During their stay at Silver Glades, guests are encouraged to use the garden and footpaths through the surrounding area to explore and enjoy the local environment.
The grounds of the caravan park are set out as a garden with paths, seating, games areas and children’s playground. The garden is managed to make the most of the native plants which grow naturally in the area, whilst encouraging wildlife, increasing biodiversity and providing interest and colour throughout the seasons. The 3.5 acres of garden which make up Silver Glades Caravan Park are divided into two distinct areas, the park garden and the woodland garden.
The park garden covers about two thirds of the site and contains the ten caravans which are arranged around the edge to provide a view of the garden. Here the grass is mainly kept short and there are large islands of herbaceous and shrub planting, a young orchard, a rose garden, smaller specimen trees and native hedging. Chosen areas of grass around the edge are allowed to grow naturally so that the native wild flowers can be seen; when the clover is in flower, patches are left in the lawn to support wildlife. The park garden also contains the children’s playground and most of the outdoor games facilities. However, it is large enough to allow children to play happily without interfering with other guests’ relaxation.

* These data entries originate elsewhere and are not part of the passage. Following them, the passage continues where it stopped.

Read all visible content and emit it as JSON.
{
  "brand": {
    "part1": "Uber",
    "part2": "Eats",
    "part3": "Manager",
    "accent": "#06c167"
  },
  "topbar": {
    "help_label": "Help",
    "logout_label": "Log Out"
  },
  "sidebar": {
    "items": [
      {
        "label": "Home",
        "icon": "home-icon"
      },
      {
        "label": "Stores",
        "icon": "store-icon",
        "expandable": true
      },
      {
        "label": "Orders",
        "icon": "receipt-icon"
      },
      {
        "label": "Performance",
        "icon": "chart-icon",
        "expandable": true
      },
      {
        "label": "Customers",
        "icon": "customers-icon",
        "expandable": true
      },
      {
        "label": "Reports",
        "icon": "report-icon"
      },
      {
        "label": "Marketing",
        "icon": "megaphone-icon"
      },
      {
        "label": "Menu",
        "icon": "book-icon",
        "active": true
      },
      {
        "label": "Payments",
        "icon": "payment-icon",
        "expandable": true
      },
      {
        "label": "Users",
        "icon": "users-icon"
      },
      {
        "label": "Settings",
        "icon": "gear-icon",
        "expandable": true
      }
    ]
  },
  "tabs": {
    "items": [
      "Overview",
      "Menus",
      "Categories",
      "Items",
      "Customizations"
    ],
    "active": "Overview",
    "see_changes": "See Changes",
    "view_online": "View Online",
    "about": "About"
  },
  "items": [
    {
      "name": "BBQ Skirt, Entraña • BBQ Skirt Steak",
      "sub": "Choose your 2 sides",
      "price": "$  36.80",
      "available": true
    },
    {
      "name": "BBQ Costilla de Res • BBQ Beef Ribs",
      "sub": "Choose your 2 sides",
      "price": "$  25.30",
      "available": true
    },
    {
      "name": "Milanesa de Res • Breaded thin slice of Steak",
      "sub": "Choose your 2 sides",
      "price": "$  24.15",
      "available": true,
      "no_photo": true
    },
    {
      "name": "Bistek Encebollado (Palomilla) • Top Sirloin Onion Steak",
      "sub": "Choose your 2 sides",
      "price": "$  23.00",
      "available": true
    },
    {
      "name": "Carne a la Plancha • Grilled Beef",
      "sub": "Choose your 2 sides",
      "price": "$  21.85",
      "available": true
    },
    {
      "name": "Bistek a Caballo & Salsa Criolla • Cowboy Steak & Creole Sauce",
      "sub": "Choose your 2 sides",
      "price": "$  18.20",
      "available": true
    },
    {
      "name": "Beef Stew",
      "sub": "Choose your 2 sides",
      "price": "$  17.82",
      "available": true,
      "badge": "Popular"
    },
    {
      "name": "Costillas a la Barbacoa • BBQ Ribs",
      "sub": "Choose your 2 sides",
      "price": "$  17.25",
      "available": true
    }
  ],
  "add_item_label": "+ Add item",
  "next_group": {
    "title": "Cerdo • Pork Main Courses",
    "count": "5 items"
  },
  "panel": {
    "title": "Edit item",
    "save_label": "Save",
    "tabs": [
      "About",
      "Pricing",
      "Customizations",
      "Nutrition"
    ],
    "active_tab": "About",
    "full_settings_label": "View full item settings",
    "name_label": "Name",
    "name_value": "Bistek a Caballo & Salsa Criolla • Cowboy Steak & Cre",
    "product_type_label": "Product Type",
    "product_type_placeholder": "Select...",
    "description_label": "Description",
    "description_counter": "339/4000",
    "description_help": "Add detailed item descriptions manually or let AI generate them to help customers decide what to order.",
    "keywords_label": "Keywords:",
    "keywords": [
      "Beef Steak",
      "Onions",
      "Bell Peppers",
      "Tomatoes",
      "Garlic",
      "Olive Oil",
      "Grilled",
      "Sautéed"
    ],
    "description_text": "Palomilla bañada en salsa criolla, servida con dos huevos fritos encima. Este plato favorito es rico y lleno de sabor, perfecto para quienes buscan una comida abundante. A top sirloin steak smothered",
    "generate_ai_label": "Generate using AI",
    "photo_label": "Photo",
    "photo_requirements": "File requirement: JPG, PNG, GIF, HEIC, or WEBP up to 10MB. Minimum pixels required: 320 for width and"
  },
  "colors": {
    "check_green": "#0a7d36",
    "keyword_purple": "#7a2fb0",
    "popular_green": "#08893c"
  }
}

The Woodland garden is kept as natural as possible, with native trees, hedging, large shrubs and occasional areas of informal planting. The trees are mostly Oak with some Ash and Horse Chestnut. There are occasional other species such as Holly, Hornbeam, Blackthorn and Hawthorn. Recently, disease-resistant Elms have been introduced and Willows have been added around the wetland. The margins are left as wildlife habitat with dense undergrowth and a dead wood hedge has been built along one boundary. There is a small clearing in the centre with a living viewing hide and a feeding station where guests can leave surplus food to encourage wildlife into view.
Although the woodland garden is less manicured than the park garden, permeable paths have been introduced to enable guests to wander through the woods. The emphasis of this part of the garden is to provide an area for wildlife and the opportunity for guests to view it.
Many children love the living hide and the freedom to explore and make camps in the woodland. However, there may be tree debris, brambles, stinging nettles and other potential dangers lurking. Accordingly, the use of this area by children needs to be approved/supervised by their carers.